His tragic roles earned Dilip Kumar the epithet of “tragedy king”; the conviction with which he carried the burden of living these characters—in Devadas, Madhumati, Ganga Jumna and many other movies—took a psychological toll, so much so that he had to seek medical help. He was advised to switch over to light-hearted roles, comedies, which he performed with equal panache in films like Kohinoor (1960), and Ram Aur Shyam (1967). His versatility was supreme.
In the 70s, his career took a beating and some of his films bombed at the box office, though his performance was always critically acclaimed. He made a comeback in the 80s as a character artist and gave compelling performances in many films like Kranti (1981), Shakti (1982), Mashaal (1984) Vidhata (1982), and Karma (1986). These were ensemble films with multiple stars in the cast, and yet Dilip Kumar remained central to the story; indeed, many of these films were written keeping Dilip Kumar in mind.

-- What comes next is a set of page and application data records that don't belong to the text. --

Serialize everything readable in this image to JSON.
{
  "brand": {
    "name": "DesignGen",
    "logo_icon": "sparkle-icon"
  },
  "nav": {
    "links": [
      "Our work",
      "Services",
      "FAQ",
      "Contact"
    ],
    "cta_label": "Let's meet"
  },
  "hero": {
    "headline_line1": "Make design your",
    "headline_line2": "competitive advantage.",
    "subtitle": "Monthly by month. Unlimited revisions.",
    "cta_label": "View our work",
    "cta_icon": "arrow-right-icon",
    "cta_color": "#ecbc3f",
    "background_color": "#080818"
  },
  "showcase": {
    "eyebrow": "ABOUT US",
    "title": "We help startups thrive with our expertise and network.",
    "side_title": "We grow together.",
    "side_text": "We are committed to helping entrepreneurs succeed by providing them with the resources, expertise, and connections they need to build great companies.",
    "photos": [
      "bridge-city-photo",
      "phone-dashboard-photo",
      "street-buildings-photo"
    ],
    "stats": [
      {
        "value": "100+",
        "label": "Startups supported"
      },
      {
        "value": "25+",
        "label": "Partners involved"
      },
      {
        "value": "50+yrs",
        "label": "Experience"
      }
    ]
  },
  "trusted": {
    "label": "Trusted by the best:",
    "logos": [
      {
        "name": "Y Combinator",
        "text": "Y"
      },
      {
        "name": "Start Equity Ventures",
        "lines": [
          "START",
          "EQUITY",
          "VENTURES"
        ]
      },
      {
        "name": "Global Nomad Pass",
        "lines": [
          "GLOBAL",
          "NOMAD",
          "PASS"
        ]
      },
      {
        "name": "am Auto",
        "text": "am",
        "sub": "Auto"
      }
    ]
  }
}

Lata was once asked for whom she loved singing the most, and she cryptically answered that she would love to sing for Dilip Kumar because he renders a song like none other, and makes it look real. An example of what Lata was perhaps referring to is this famous song “Madhuban me Radhika Naache re” from the film Kohinoor. This one is for all those true movie aficionados out there. Look at how Dilip Kumar enacts this song. Notice the perfect lip-sync he manages on a classical number. How on earth did he even manage to play the sitar like that? Watch closely. There are close-up shots of his fingers working the instrument like a musician—and we now know that he devoted a couple of months to learn the sitar, just so that he could do justice to a two-minute shot. That is Dilip Kumar for you. I might add, I guess it is relevant in today’s political climate, that this song is a fine example of syncretism with Naushad composing it, Shakeel Badayuni writing it, Dilip Kumar performing it, Kumkum dancing on it, and the great Mohammad Rafi singing it—five Muslims coming together to create a beautiful Hindu Bhajan.
Lord Meghnad Desai in his book “Nehru’s Hero: Dilip Kumar”, argues that Dilip Kumar through his films portrayed Nehru’s India—an India of transition, one which was struggling to find meaning in the new social and economic challenges of the time. Films like Naya Daur (1957) and Paigham (1959) clearly bring forth the pangs of this transition from an agrarian economy to industrialisation. Nehru’s hero, however, retains dignity and moral fibre in everything he does. Dilip Kumar brings that quality to his characters effortlessly.
In his private and public life too, Dilip Kumar has been a symbol of Nehruvian values. He has always conducted himself with poise, elegance, and honesty—a far cry from the pretence and plastic that rules Bollywood now. In recognition of his services, Dilip Kumar was named the Sheriff of Bombay in 1979 and later nominated to the Rajya Sabha in 2000. His decency earned him respect across the political spectrum. Apart from Nehru himself, he was admired by the likes of Vajpayee and Balasaheb Thakray, although the Shiv Sena did not take kindly to his acceptance of Pakistan’s highest civilian honour the Nishan-e-Imtiaz in 1998.
Dilip Kumar is the last of his tribe. He is a reminder of the best that syncretism can offer. He should be celebrated a lot more perhaps than he currently is.